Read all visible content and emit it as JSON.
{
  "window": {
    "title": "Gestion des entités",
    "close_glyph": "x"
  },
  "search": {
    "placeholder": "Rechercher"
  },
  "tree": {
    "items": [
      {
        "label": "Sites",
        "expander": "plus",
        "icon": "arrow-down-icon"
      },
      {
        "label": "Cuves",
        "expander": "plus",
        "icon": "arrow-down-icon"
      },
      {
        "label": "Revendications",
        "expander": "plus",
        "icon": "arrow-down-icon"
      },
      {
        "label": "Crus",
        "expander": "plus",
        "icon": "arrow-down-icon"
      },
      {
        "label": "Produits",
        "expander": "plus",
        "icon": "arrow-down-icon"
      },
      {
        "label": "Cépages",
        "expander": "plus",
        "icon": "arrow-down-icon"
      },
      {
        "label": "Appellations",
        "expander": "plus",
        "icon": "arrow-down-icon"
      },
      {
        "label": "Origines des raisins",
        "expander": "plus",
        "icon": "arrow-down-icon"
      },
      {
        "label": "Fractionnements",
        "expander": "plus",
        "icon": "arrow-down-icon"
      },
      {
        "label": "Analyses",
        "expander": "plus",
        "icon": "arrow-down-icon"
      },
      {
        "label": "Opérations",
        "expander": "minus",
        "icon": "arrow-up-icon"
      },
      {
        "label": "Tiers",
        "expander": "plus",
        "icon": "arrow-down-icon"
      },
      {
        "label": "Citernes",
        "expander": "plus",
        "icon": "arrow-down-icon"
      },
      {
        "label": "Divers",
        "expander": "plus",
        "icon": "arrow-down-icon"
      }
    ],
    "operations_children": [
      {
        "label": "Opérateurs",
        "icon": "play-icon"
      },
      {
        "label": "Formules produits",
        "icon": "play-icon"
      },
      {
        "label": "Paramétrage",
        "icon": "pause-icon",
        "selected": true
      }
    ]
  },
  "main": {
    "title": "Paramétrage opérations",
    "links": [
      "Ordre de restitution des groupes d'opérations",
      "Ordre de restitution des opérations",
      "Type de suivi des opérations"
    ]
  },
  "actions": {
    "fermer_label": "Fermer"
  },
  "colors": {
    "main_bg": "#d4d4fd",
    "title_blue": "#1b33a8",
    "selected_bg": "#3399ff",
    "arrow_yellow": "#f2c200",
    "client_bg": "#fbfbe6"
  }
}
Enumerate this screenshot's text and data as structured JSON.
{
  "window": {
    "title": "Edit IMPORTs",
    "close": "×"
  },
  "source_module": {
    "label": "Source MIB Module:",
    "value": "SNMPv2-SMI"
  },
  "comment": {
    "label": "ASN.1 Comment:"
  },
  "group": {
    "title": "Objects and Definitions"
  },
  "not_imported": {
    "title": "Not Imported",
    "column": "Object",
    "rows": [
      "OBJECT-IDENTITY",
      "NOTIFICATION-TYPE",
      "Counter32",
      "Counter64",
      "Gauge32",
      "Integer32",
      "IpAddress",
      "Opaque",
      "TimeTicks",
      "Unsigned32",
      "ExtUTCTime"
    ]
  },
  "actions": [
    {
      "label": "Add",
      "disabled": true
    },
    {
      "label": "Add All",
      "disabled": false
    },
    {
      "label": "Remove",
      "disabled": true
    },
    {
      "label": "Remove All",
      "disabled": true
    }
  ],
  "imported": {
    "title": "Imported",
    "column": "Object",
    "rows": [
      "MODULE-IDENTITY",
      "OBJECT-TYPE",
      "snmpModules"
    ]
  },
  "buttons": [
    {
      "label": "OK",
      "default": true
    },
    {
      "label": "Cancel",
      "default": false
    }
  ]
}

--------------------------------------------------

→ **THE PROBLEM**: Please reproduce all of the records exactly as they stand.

→ **RESULT OF THIS EXERCISE**:
Read all visible content and emit it as JSON.
{
  "window": {
    "title": "Gestion des entités",
    "close_glyph": "x"
  },
  "search": {
    "placeholder": "Rechercher"
  },
  "tree": {
    "items": [
      {
        "label": "Sites",
        "expander": "plus",
        "icon": "arrow-down-icon"
      },
      {
        "label": "Cuves",
        "expander": "plus",
        "icon": "arrow-down-icon"
      },
      {
        "label": "Revendications",
        "expander": "plus",
        "icon": "arrow-down-icon"
      },
      {
        "label": "Crus",
        "expander": "plus",
        "icon": "arrow-down-icon"
      },
      {
        "label": "Produits",
        "expander": "plus",
        "icon": "arrow-down-icon"
      },
      {
        "label": "Cépages",
        "expander": "plus",
        "icon": "arrow-down-icon"
      },
      {
        "label": "Appellations",
        "expander": "plus",
        "icon": "arrow-down-icon"
      },
      {
        "label": "Origines des raisins",
        "expander": "plus",
        "icon": "arrow-down-icon"
      },
      {
        "label": "Fractionnements",
        "expander": "plus",
        "icon": "arrow-down-icon"
      },
      {
        "label": "Analyses",
        "expander": "plus",
        "icon": "arrow-down-icon"
      },
      {
        "label": "Opérations",
        "expander": "minus",
        "icon": "arrow-up-icon"
      },
      {
        "label": "Tiers",
        "expander": "plus",
        "icon": "arrow-down-icon"
      },
      {
        "label": "Citernes",
        "expander": "plus",
        "icon": "arrow-down-icon"
      },
      {
        "label": "Divers",
        "expander": "plus",
        "icon": "arrow-down-icon"
      }
    ],
    "operations_children": [
      {
        "label": "Opérateurs",
        "icon": "play-icon"
      },
      {
        "label": "Formules produits",
        "icon": "play-icon"
      },
      {
        "label": "Paramétrage",
        "icon": "pause-icon",
        "selected": true
      }
    ]
  },
  "main": {
    "title": "Paramétrage opérations",
    "links": [
      "Ordre de restitution des groupes d'opérations",
      "Ordre de restitution des opérations",
      "Type de suivi des opérations"
    ]
  },
  "actions": {
    "fermer_label": "Fermer"
  },
  "colors": {
    "main_bg": "#d4d4fd",
    "title_blue": "#1b33a8",
    "selected_bg": "#3399ff",
    "arrow_yellow": "#f2c200",
    "client_bg": "#fbfbe6"
  }
}
Enumerate this screenshot's text and data as structured JSON.
{
  "window": {
    "title": "Edit IMPORTs",
    "close": "×"
  },
  "source_module": {
    "label": "Source MIB Module:",
    "value": "SNMPv2-SMI"
  },
  "comment": {
    "label": "ASN.1 Comment:"
  },
  "group": {
    "title": "Objects and Definitions"
  },
  "not_imported": {
    "title": "Not Imported",
    "column": "Object",
    "rows": [
      "OBJECT-IDENTITY",
      "NOTIFICATION-TYPE",
      "Counter32",
      "Counter64",
      "Gauge32",
      "Integer32",
      "IpAddress",
      "Opaque",
      "TimeTicks",
      "Unsigned32",
      "ExtUTCTime"
    ]
  },
  "actions": [
    {
      "label": "Add",
      "disabled": true
    },
    {
      "label": "Add All",
      "disabled": false
    },
    {
      "label": "Remove",
      "disabled": true
    },
    {
      "label": "Remove All",
      "disabled": true
    }
  ],
  "imported": {
    "title": "Imported",
    "column": "Object",
    "rows": [
      "MODULE-IDENTITY",
      "OBJECT-TYPE",
      "snmpModules"
    ]
  },
  "buttons": [
    {
      "label": "OK",
      "default": true
    },
    {
      "label": "Cancel",
      "default": false
    }
  ]
}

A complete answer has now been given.